WHAT THE TASK ASKS ->
Would you give the records below again, exactly and completely?

- Opening Delimiter -

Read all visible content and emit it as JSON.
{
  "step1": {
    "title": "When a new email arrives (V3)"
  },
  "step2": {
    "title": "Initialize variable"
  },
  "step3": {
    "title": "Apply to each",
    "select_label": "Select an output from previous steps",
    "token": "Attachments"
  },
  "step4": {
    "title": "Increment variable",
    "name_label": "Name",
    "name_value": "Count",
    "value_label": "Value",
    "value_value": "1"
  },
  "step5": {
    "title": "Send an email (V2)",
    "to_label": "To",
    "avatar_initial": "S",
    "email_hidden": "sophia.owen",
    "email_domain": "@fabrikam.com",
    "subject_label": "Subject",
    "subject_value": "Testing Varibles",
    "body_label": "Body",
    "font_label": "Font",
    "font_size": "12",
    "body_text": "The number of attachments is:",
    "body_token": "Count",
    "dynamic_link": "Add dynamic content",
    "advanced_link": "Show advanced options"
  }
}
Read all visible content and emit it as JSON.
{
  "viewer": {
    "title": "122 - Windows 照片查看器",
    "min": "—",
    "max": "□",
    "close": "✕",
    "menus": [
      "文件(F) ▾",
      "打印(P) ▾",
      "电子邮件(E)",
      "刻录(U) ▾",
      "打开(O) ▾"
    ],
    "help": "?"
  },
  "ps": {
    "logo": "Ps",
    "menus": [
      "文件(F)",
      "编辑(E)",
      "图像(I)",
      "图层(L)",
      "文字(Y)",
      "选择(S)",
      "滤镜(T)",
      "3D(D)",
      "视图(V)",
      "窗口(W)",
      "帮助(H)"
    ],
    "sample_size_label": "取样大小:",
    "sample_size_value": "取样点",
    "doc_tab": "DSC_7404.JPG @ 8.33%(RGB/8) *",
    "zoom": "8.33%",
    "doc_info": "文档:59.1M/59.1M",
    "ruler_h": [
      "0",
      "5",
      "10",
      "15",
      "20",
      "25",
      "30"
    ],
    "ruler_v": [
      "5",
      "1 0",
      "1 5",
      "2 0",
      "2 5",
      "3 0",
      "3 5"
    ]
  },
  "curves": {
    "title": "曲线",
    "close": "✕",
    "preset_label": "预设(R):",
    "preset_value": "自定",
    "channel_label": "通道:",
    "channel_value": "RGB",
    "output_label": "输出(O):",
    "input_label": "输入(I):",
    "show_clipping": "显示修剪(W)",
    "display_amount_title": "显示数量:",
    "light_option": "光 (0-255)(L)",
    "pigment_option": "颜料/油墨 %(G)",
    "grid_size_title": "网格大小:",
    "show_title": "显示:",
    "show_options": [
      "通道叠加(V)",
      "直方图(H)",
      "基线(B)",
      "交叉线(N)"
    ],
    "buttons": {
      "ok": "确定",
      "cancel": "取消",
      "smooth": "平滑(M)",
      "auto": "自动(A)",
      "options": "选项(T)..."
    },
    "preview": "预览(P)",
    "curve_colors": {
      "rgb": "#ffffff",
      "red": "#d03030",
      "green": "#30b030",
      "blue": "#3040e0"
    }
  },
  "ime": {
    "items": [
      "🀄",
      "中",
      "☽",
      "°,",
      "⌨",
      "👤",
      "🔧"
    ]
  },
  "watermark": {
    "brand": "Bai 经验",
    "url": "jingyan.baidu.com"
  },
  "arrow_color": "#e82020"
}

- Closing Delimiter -

WRITTEN REPLY ->
Read all visible content and emit it as JSON.
{
  "step1": {
    "title": "When a new email arrives (V3)"
  },
  "step2": {
    "title": "Initialize variable"
  },
  "step3": {
    "title": "Apply to each",
    "select_label": "Select an output from previous steps",
    "token": "Attachments"
  },
  "step4": {
    "title": "Increment variable",
    "name_label": "Name",
    "name_value": "Count",
    "value_label": "Value",
    "value_value": "1"
  },
  "step5": {
    "title": "Send an email (V2)",
    "to_label": "To",
    "avatar_initial": "S",
    "email_hidden": "sophia.owen",
    "email_domain": "@fabrikam.com",
    "subject_label": "Subject",
    "subject_value": "Testing Varibles",
    "body_label": "Body",
    "font_label": "Font",
    "font_size": "12",
    "body_text": "The number of attachments is:",
    "body_token": "Count",
    "dynamic_link": "Add dynamic content",
    "advanced_link": "Show advanced options"
  }
}
Read all visible content and emit it as JSON.
{
  "viewer": {
    "title": "122 - Windows 照片查看器",
    "min": "—",
    "max": "□",
    "close": "✕",
    "menus": [
      "文件(F) ▾",
      "打印(P) ▾",
      "电子邮件(E)",
      "刻录(U) ▾",
      "打开(O) ▾"
    ],
    "help": "?"
  },
  "ps": {
    "logo": "Ps",
    "menus": [
      "文件(F)",
      "编辑(E)",
      "图像(I)",
      "图层(L)",
      "文字(Y)",
      "选择(S)",
      "滤镜(T)",
      "3D(D)",
      "视图(V)",
      "窗口(W)",
      "帮助(H)"
    ],
    "sample_size_label": "取样大小:",
    "sample_size_value": "取样点",
    "doc_tab": "DSC_7404.JPG @ 8.33%(RGB/8) *",
    "zoom": "8.33%",
    "doc_info": "文档:59.1M/59.1M",
    "ruler_h": [
      "0",
      "5",
      "10",
      "15",
      "20",
      "25",
      "30"
    ],
    "ruler_v": [
      "5",
      "1 0",
      "1 5",
      "2 0",
      "2 5",
      "3 0",
      "3 5"
    ]
  },
  "curves": {
    "title": "曲线",
    "close": "✕",
    "preset_label": "预设(R):",
    "preset_value": "自定",
    "channel_label": "通道:",
    "channel_value": "RGB",
    "output_label": "输出(O):",
    "input_label": "输入(I):",
    "show_clipping": "显示修剪(W)",
    "display_amount_title": "显示数量:",
    "light_option": "光 (0-255)(L)",
    "pigment_option": "颜料/油墨 %(G)",
    "grid_size_title": "网格大小:",
    "show_title": "显示:",
    "show_options": [
      "通道叠加(V)",
      "直方图(H)",
      "基线(B)",
      "交叉线(N)"
    ],
    "buttons": {
      "ok": "确定",
      "cancel": "取消",
      "smooth": "平滑(M)",
      "auto": "自动(A)",
      "options": "选项(T)..."
    },
    "preview": "预览(P)",
    "curve_colors": {
      "rgb": "#ffffff",
      "red": "#d03030",
      "green": "#30b030",
      "blue": "#3040e0"
    }
  },
  "ime": {
    "items": [
      "🀄",
      "中",
      "☽",
      "°,",
      "⌨",
      "👤",
      "🔧"
    ]
  },
  "watermark": {
    "brand": "Bai 经验",
    "url": "jingyan.baidu.com"
  },
  "arrow_color": "#e82020"
}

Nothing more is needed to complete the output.